There seems to be some confusion over what threatened to cause
major banks to fail. Let me go over my list of the risks:
- Many relied on AIG (
) to insure their subprime and other structured lending risks.
Note: initially, when an insurer underprices a product
dramatically and attracts a lot of business, the sellers of risk
chortle, and say, "Sell away to the brain-dead." After it has
gone on for a long time, a sea change hits, where they think - oh
no, we're the patsies - the industry now relies on the solvency
of AIG! Alas for risk control, and the illusion of the strength
of companies merely because they are big.
- As an aside, though I have defended the rating agencies in
the past, please fault the rating agencies for one thing: the
idea that large companies are more creditworthy than small ones.
Big companies may have more liquidity options, but they also take
advantage of cheap financing to bloat in bull markets. When the
tide goes out - oh well, GE Capital might not have survived
without the TLGP program. Another reason why I sold all my GE
Capital debt when I was a bond manager. Big companies can make
big mistakes. Instead, I bought the debt of well-run smaller
companies with better balance sheets, lower ratings, and more
- Most of the real risks came from badly underwritten home
mortgage debt, whether conventional (bye Fannie and Freddie),
Alt-A and Jumbo, or subprime. Underwriting standards slipped
- Commercial mortgage lending hasn't yet left its marks - there
is a lot of hope that banks can extend maturing loans rather than
foreclose and take losses.
- In general, banks ran with leverage ratios that were too
high. Risk-based capital formulas did not properly account for
added risks from: securitized assets, home equity loans,
construction loans, overconcentration in a single area of
lending, the possibility that the GSEs could fail, etc. Beyond
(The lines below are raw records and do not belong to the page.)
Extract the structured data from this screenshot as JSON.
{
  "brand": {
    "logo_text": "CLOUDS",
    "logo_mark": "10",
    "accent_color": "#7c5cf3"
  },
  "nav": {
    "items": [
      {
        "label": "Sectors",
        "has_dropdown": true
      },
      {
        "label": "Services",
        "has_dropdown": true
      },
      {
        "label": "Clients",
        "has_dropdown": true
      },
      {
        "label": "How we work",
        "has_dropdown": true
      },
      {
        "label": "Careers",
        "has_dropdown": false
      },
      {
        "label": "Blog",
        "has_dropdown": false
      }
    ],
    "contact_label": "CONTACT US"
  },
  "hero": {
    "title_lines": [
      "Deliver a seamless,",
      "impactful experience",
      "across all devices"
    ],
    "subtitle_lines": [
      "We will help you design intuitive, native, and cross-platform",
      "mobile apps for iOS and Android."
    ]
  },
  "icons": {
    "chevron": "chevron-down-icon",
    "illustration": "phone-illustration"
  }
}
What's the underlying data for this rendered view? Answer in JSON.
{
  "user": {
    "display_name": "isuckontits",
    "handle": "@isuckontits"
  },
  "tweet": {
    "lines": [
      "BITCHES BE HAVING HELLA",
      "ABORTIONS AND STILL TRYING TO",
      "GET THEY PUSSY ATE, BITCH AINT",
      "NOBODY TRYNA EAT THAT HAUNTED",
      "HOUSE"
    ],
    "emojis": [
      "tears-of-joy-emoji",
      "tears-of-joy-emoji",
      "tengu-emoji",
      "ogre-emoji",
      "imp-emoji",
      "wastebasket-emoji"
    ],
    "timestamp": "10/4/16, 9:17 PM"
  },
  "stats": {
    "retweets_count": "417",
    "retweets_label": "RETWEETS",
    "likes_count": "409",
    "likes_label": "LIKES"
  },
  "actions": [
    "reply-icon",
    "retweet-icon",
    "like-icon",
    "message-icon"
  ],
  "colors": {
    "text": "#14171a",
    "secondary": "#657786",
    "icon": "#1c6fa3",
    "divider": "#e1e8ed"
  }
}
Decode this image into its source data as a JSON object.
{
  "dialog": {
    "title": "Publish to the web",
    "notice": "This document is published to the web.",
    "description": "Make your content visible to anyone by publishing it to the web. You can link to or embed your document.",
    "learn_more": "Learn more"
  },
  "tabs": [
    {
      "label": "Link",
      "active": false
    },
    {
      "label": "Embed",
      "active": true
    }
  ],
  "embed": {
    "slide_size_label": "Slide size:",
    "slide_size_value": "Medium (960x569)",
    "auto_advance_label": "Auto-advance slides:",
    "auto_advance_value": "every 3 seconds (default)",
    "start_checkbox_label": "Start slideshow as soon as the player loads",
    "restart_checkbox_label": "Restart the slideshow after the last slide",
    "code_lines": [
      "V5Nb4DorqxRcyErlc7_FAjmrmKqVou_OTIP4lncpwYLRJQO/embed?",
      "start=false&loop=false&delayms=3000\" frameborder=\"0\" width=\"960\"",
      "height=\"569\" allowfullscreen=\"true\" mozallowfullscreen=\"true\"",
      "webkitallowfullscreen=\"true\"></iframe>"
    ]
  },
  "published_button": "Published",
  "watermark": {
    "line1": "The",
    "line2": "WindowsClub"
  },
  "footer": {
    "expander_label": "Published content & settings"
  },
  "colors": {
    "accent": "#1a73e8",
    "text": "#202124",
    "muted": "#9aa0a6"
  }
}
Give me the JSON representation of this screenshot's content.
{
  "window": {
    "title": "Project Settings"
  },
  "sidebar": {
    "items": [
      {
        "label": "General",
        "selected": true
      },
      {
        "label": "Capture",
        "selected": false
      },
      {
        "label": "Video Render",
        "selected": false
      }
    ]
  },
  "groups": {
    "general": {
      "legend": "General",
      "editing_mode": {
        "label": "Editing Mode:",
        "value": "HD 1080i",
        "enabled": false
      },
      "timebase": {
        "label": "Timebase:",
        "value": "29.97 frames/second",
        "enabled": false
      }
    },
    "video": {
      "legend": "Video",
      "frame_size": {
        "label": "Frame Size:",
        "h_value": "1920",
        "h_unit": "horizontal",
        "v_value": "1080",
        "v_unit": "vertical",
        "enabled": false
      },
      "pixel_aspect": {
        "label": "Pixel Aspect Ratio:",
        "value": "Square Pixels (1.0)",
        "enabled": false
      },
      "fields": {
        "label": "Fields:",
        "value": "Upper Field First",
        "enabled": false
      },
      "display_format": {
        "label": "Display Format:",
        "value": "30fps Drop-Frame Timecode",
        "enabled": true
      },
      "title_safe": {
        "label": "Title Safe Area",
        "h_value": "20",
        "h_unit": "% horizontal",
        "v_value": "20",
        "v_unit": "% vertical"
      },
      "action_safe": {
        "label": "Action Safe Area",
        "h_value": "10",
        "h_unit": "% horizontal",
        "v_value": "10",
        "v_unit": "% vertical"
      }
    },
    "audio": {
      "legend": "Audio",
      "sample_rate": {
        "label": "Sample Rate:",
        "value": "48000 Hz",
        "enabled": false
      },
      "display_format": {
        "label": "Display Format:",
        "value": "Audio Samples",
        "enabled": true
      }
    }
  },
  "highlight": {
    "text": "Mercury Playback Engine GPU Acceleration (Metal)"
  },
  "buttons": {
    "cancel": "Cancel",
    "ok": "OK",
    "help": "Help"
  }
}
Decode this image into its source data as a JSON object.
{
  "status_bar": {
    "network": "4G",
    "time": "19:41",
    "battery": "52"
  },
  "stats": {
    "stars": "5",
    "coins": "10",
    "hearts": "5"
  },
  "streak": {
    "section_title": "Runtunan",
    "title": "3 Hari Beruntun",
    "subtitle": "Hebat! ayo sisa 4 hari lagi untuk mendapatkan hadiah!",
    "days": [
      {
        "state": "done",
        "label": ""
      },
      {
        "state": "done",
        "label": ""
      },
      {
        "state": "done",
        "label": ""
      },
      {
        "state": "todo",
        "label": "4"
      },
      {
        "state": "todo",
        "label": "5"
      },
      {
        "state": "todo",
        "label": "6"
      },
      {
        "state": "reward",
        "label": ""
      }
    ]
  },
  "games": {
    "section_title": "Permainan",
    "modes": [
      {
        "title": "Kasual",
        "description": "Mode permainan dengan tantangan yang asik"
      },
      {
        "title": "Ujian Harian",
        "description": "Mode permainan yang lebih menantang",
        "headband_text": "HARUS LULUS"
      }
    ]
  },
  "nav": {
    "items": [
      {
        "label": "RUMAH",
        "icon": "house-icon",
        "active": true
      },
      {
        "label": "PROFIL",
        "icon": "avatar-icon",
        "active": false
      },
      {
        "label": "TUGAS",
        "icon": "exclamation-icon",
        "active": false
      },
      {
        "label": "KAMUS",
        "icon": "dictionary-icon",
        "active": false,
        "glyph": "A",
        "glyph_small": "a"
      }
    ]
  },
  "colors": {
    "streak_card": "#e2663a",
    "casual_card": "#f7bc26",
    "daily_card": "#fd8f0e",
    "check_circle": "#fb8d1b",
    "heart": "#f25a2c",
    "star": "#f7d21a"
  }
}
that, there was a dearth of true equity, and a surfeit of
preferred stock, junior debt, trust preferreds, etc.
- The high leverage particularly applies to the investment
banks, which asked for a change from the SEC and got it in 2004.
The only bank to not lever up was Goldman (
); Morgan Stanley (
) did it only a little bit. Guess who survived?
- The Fed encouraged risk-taking by the banks by not allowing
recessions to damage them. They tightened too late, and loosened
too early, and that pushed us into a liquidity trap.
- Residential mortgage servicers priced their product in a way
that could only work if few borrowers were delinquent.
- Financial insurers took advantage of loose accounting rules,
and insured more than they could afford.
- State and local governments came to depend on increased taxes
off of inflated asset values.
What I don't see is problems from private equity or proprietary
trading. These were not big problems in the current crisis, but the
Obama Administration is focusing on these as if they are the
Look, my view is that banks should be able to invest in
equity-like investments up to the level of their surplus, and no
more. By this, I mean real common equity, not hybrid equity-debt
I believe that bank risk-based capital structures need to be
strengthened. I don't care if it means that lending diminishes for
a few years. Far better that we have a sound lending base than that
we head into a Japanese-style liquidity trap, which Dr. Bernanke is
sailing us into. (He criticized the Japanese, and he does not see
that he is doing the same thing.)
President Obama can demagogue all he wants, and make the banks
to be villains. In the long run, what makes economic sense will
prevail, not what scores political points.
Wall Street Hearts Fannie and Freddie